Julian Jessop, a septuagenarian artist, is bone-crushingly lonely when he starts “The Authenticity Project”—as he titles a slim green notebook—and begins its first handwritten entry questioning how well people know each other in his tiny corner of London. After 15 years on his own mourning the loss of his beloved wife, he begins the project with the aim that whoever finds the little volume when he leaves it in a cafe will share their true self with their own entry and then pass the volume on to a stranger. The second person to share their inner selves in the notebook’s pages is Monica, 37, owner of a failing cafe and a former corporate lawyer who desperately wants to have a baby. From there the story unfolds, as the volume travels to Thailand and back to London, seemingly destined to fall only into the hands of people—an alcoholic drug addict, an Australian tourist, a social media influencer/new mother, etc.—who already live clustered together geographically.
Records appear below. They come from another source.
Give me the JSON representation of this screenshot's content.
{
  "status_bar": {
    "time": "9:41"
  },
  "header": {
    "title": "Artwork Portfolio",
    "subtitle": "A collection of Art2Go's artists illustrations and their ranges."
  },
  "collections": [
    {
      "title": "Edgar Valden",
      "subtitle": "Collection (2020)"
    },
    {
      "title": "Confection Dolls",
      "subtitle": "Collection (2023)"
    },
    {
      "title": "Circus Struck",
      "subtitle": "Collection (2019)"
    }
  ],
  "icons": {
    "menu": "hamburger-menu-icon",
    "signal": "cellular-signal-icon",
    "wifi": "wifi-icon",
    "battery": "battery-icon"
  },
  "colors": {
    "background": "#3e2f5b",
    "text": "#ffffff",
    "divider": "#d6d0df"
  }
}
This is a glossy tale where difficulties and addictions appear and are overcome, where lies are told and then forgiven, where love is sought and found, and where truths, once spoken, can set you free. Secondary characters, including an interracial gay couple, appear with their own nuanced parts in the story. The message is strong, urging readers to get off their smartphones and social media and live in the real, authentic world—no chain stores or brands allowed here—making friends and forming a real-life community and support network. And is that really a bad thing?

An enjoyable, cozy novel that touches on tough topics.

Pub Date: Feb. 4, 2020

ISBN: 978-1-9848-7861-8

Page Count: 368

Publisher: Pamela Dorman/Viking

Review Posted Online: Oct. 27, 2019

Kirkus Reviews Issue: Nov. 15, 2019

Did you like this book?

A strict report, worthy of sympathy.


A violent surfacing of adolescence (which has little in common with Tarkington's earlier, broadly comic, Seventeen) has a compulsive impact.

"Nobody big except me" is the dream world of Holden Caulfield and his first person story is down to the basic, drab English of the pre-collegiate. For Holden is now being bounced from fancy prep, and, after a vicious evening with hall- and roommates, heads for New York to try to keep his latest failure from his parents. He tries to have a wild evening (all he does is pay the check), is terrorized by the hotel elevator man and his on-call whore, has a date with a girl he likes—and hates, sees his 10 year old sister, Phoebe. He also visits a sympathetic English teacher after trying on a drunken session, and when he keeps his date with Phoebe, who turns up with her suitcase to join him on his flight, he heads home to a hospital siege. This is tender and true, and impossible, in its picture of the old hells of young boys, the lonesomeness and tentative attempts to be mature and secure, the awful block between youth and being grown-up, the fright and sickness that humans and their behavior cause the challenging, the dramatization of the big bang. It is a sorry little worm's view of the off-beat of adult pressure, of contemporary strictures and conformity, of sentiment….

A strict report, worthy of sympathy.

Pub Date: June 15, 1951

ISBN: 0316769177

Page Count: -

Publisher: Little, Brown

Review Posted Online: Nov. 2, 2011

Kirkus Reviews Issue: June 15, 1951

Did you like this book?